By Dawn Waters Baker
Three weeks into a month-long residency at Gettysburg National Military Park, I received the news that my dad had suffered a stroke. I flew out of Baltimore that evening and arrived at my parents’ house in Dallas around midnight. Not able to fly home with me, my husband and daughters had to make the long drive back from Pennsylvania on their own. Early the morning after I arrived, my sister sent word that it was time to gather at the hospital. Daddy’s kidneys had shut down and the doctors informed us that there was nothing left for them to do. My sister, mom, and I were all there with him—present in those thick and painful moments. But even there I could feel love. We were given people to stand with us during those final moments. Though he couldn’t talk and wasn’t conscious, we each felt deep love for and from dad. Once we decided to not prolong his life on the machines, it was as if Dad agreed with us. His breathing became shallow and his blood pressure got lower and lower. Though he was still tethered to that weary body—one that had suffered the intense pain of cluster headaches for 20 years—it seemed as if Dad was ready to go. I believe the Lord was opening the door, and Dad was passing through it.
After the nurse returned and removed his tubes, he looked so peaceful and handsome. It took only about two minutes for him to stop breathing—it happened so fast—and then I knew I was looking at just a body, not my dad but very much my dad at the same time. His soft hands and his feet. The way he trimmed his beard so carefully and neatly. This was the casing I had loved so long, but the energy and spirit were no longer with us. And there was no way to call him back through the door.
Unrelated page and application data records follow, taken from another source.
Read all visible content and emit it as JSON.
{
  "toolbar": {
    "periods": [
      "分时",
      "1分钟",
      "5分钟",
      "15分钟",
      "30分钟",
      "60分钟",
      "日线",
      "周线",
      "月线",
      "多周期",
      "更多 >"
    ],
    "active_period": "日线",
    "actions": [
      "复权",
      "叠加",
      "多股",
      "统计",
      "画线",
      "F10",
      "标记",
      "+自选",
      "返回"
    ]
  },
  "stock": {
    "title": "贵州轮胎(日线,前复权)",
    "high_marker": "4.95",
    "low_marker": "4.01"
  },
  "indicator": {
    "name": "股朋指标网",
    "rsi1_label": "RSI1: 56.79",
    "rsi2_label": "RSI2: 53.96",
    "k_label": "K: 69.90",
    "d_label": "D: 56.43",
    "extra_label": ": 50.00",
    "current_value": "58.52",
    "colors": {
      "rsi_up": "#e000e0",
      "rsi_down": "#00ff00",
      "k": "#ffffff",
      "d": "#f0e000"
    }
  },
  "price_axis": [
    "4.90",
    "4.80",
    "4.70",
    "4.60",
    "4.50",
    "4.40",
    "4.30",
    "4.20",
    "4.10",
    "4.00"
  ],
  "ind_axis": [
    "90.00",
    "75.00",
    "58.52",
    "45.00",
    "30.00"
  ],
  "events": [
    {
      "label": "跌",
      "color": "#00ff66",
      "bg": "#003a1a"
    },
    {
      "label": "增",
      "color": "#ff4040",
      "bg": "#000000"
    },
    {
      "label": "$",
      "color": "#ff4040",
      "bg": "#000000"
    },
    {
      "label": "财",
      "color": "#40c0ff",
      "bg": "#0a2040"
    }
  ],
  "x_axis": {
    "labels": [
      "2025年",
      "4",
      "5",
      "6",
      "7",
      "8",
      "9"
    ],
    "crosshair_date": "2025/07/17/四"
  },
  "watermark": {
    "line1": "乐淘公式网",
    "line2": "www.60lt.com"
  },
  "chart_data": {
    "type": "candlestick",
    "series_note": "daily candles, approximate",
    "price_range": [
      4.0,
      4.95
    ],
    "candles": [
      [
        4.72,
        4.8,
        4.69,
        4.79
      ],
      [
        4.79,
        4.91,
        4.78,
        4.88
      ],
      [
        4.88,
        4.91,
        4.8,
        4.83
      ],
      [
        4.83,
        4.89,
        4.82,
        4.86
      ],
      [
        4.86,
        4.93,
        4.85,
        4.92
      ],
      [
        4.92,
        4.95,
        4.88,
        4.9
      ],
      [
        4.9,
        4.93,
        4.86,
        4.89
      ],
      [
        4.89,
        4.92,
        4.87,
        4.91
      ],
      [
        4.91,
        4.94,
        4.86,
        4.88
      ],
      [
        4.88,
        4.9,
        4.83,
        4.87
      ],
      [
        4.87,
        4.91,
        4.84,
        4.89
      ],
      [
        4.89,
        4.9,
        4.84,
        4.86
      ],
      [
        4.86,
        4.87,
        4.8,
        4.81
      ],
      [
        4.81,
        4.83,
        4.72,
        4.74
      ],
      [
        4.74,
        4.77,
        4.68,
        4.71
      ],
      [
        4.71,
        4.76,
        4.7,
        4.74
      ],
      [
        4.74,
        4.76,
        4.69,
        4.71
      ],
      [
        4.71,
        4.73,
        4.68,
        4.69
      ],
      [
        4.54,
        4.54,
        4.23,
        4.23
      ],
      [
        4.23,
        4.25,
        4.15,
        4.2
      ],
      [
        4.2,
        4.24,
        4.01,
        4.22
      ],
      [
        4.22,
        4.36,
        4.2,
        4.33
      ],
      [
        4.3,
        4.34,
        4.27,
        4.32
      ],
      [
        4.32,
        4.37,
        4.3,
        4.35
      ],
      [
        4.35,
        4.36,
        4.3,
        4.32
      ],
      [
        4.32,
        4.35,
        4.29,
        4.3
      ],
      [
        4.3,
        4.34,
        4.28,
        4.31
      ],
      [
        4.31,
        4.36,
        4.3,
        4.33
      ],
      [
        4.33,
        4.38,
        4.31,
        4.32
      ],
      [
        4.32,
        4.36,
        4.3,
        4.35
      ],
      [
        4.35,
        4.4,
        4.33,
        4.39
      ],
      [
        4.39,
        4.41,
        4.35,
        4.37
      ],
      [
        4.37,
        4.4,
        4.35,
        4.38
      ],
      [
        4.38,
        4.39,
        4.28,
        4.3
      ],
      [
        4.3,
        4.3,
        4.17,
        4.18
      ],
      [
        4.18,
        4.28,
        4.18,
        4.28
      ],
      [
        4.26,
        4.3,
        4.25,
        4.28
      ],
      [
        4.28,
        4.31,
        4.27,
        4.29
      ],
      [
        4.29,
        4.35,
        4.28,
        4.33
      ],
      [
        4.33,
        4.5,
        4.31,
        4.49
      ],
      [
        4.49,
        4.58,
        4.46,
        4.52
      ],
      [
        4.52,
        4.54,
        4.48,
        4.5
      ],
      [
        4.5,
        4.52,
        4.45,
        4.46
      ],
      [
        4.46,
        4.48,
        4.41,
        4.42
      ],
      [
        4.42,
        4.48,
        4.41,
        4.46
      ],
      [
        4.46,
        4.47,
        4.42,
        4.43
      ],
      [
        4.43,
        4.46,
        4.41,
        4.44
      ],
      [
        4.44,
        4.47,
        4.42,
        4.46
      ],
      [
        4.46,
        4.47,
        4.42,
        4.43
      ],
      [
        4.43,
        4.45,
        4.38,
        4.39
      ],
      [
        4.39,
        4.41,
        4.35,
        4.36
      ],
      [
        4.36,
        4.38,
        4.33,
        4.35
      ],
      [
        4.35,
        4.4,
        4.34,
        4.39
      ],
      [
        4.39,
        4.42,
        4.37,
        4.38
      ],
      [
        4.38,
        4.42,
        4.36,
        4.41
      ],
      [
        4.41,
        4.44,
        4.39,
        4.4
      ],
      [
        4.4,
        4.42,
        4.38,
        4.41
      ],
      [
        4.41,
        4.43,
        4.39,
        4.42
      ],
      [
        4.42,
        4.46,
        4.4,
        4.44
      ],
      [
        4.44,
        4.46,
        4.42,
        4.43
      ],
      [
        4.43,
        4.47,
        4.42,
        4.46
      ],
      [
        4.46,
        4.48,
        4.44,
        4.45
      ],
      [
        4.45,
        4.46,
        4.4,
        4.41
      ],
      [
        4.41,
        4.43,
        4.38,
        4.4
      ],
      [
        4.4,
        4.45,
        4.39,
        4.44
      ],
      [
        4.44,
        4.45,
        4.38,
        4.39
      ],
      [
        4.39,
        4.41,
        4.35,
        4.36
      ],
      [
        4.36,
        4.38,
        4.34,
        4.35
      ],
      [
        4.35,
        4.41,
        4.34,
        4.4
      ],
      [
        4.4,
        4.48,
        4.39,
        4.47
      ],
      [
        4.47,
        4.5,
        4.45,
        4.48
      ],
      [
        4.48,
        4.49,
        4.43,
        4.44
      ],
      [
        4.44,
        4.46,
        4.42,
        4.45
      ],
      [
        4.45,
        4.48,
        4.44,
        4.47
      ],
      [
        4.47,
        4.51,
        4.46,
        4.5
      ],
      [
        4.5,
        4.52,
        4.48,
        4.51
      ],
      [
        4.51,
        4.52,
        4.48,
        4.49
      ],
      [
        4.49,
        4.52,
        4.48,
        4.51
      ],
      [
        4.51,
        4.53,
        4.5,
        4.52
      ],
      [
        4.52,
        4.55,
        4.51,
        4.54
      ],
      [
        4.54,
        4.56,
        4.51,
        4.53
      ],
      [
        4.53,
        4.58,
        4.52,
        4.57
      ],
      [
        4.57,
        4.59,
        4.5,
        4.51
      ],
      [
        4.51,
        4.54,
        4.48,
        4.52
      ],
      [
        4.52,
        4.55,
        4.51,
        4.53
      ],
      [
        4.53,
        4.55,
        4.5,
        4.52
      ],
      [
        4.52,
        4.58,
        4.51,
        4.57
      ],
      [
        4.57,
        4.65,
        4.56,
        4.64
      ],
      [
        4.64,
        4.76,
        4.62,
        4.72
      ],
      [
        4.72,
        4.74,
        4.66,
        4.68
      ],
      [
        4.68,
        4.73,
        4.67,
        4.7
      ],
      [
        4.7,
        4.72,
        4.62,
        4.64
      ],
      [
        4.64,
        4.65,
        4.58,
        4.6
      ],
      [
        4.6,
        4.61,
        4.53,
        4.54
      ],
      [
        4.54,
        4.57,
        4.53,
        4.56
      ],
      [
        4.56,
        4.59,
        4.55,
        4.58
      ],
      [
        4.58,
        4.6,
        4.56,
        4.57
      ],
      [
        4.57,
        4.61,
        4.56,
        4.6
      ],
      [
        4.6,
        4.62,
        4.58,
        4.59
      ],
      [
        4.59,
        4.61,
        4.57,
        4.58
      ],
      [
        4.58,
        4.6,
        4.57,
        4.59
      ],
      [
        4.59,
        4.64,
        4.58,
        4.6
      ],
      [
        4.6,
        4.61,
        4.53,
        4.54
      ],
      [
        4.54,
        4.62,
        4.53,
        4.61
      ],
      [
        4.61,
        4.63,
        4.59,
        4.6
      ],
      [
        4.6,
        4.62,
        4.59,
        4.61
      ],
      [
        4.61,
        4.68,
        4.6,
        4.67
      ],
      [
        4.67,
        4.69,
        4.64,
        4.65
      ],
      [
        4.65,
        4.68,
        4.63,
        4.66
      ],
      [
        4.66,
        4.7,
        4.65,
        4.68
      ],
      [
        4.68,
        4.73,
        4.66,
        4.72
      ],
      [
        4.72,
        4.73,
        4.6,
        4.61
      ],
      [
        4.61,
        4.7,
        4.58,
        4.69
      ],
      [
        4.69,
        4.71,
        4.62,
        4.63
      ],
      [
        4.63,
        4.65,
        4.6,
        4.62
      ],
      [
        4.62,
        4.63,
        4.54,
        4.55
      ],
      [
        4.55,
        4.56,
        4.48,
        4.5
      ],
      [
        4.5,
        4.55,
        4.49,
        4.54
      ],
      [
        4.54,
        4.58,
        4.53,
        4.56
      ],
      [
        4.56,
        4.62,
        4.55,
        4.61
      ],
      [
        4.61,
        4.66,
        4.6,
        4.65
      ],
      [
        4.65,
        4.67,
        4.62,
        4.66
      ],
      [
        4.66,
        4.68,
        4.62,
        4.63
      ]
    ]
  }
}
As I’ve been filing through all the photos I took while I was in Gettysburg, along with my accompanying painting studies, I feel as if God has been showing me that He was readying me for something difficult. I had been looking at a landscape filled with death and pain, and yet every time I ventured outdoors I found beauty and life. I even asked the Lord, “Really? Am I seeing this right?” I wrote in my journal: “These families lived their lives sowing and reaping and waiting and one day there was fire and blood and the farms became more than homes—hospitals, sniper hide-outs, and places to steal food to eat. They became drenched in all of it—the mess of men and animals crashing together in a great battle, and the land held it like the hand of God. It is a gift to stand in the same landscape and breathe the air, feel the rain or sun cycle of the day, and be human in a place of such tension. But there is a peace here too. Like the sunrise or sunset. The beauty opens the window to the reality of this space. Only beauty can do that because it holds it here in kindness so we can bear it, such sorrow and death.”
Now I am reading these words from the other side of the pain of my dad’s passing, not just viewing it from the standpoint of history or trying to conjure the sentiments that the farmers and townspeople might have felt. I had lost someone dear to me.
I could only go to Dad’s grave in the first few weeks and sit with the newly tilled earth and peer through the tree branches that canopied his grave like wooden wings. I allowed myself to take in the beauty even as I cried from a deep place that felt raw and wounded. Beauty and death both pulled me, and I sat between them in the shadow.
We exist in the tension of the “now” and the “not yet.” As Christians, we live with the eternal hope of our real home, our heavenly one prepared by Christ Himself. Yet we also live in the now: this place of shootings, racism, greed, violence, and death. They tumble together even as we continue to love, hope, dream, and create. We live in peace and pain and the tension of both.
As a painter, I know that opposite colors on the wheel help create tension in a painting. This tension makes the colors “pop” out at the viewer when they are placed together. Traditional Christmas colors are an example of these kinds of opposite colors, yet red and green become a neutral when mixed together—blending into a beautiful cool grey. There seems to be something spiritual to that rule of paint.
As I approach the holidays with mixed dread and delight, in some ways I wish I could just go to bed in November and wake up in January. I don’t want to go through these holidays without Dad. Yet I also find myself hearing the minor keys of the Christmas carols that have become so familiar to me I almost hear past them. For the first time, I sense how the world was laying in sadness and mourning. I see in a new way the struggle of Mary and Joseph. I sense their suffering. I think about Jesus in a cold stable surrounded by human love yet not in His full glory. I am more alive to the Christmas story.
Christmas reminds me of how we have a God who stepped into that tension and stayed with us: Immanuel. His answer to our suffering for all time, “I am with you always…” He doesn’t remove the pain. Not yet. But he neutralizes it. He brings peace as He sits in it with us and holds us in kindness.
Dawn Waters Baker was born and raised a missionary kid in the shadow of Mt.Isarog, an active volcano in a rural area of the Philippines. When she was 10, her family relocated to the big city of Manila, where she was exposed to rampant poverty, and then at age 19, she moved to the U.S. to begin college, and it was there that she found her artistic voice in landscape work. Dawn keeps very busy representing and keeping up with the demand for her work, which has been purchased and/or shown in venues all over the world. For more on Dawn Waters Baker, please click here to go her website.